YouTube, the video-streaming service owned by Google (GOOG), is exploring whether to offer paid subscriptions that would let users watch content without advertising.
"YouTube right now is ad-supported, which is great because it has enabled us to scale to a billion users," YouTube CEO Susan Wojcicki said at a Re/Code conference in Half Moon Bay, California. "But there's going to be a point where people don't want to see the ads."
The option, one of a number the company is considering, could benefit users willing to pay for ad-free YouTube videos, but it's also a way for the service to address some potential significant limitations in its business model.
YouTube has roughly a billion users, a number approaching those who use Google for search and who are on Facebook (FB), and it is looking for ways to boost revenue. eMarketer estimated last year that YouTube could top $5.6 billion in ad revenue, although that was at the high end of various estimates. A report from The Information in July 2014 pegged YouTube's 2013 revenue at $3.5 billion, with net revenue, after payments to video creators, of $1.5 billion. That would amount to abut 7 percent of Google's total revenue and would be small even compared to Facebook.
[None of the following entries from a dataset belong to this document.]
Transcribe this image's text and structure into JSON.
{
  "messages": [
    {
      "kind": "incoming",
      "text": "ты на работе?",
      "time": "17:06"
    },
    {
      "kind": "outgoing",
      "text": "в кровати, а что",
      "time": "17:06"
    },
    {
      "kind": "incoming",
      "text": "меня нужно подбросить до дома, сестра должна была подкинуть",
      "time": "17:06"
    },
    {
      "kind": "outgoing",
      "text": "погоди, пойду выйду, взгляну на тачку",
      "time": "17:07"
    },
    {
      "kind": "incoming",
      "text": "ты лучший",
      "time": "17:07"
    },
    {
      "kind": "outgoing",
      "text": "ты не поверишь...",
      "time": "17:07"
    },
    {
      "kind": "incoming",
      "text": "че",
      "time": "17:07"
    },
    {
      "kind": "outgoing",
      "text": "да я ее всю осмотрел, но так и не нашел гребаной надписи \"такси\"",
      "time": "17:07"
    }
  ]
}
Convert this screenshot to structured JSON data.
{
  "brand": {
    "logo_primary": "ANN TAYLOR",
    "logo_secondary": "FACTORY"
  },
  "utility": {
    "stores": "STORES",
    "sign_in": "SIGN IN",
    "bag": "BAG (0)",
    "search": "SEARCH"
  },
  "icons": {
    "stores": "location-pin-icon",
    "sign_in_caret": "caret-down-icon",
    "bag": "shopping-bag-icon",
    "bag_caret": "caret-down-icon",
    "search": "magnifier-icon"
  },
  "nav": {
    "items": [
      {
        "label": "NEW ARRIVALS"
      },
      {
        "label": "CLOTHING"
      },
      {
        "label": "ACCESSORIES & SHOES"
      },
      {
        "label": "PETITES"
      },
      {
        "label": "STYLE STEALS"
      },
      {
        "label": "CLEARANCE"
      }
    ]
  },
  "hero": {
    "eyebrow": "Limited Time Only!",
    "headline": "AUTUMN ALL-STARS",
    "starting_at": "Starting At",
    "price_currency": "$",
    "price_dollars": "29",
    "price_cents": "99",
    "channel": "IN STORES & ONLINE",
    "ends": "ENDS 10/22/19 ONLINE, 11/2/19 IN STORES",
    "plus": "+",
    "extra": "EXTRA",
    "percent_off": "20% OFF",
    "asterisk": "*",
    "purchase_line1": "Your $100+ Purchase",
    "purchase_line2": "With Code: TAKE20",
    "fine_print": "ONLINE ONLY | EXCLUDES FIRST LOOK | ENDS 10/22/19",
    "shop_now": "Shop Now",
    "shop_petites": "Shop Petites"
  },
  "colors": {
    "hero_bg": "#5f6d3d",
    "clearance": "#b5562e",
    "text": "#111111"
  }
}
One problem Google faces in boosting YouTube's profits has to do with the nature of video advertising. In short, advertisers are loath to pay for what users don't see. There are two general types of ads on the YouTube. One is the type that allows people to opt out after a few seconds, meaning that advertisers don't have to pay when people don't watch the ads. The other type is the so-called pre-roll spot that runs before a video starts. If consumers decided to wait for the video they want, YouTube makes money.
YouTube generates far less revenue per user than other Internet giants. Then there is the mobile factor. According to Wojcicki, half of YouTube's traffic comes from mobile. That channel is increasingly where companies want to advertise. But ad rates can be low, with both Google and Facebook having seen mobile as a cause for downward pressure on ad rates.
For YouTube, offering paid subscriptions could help alleviate that problem. Should people opt in, YouTube and Google could make significantly more money from consumers dislike watching ads. Such viewers also could become heavier users, giving Google even more of the behavioral consumer information that is ultimately so useful in targeting other ads and profitable for the company.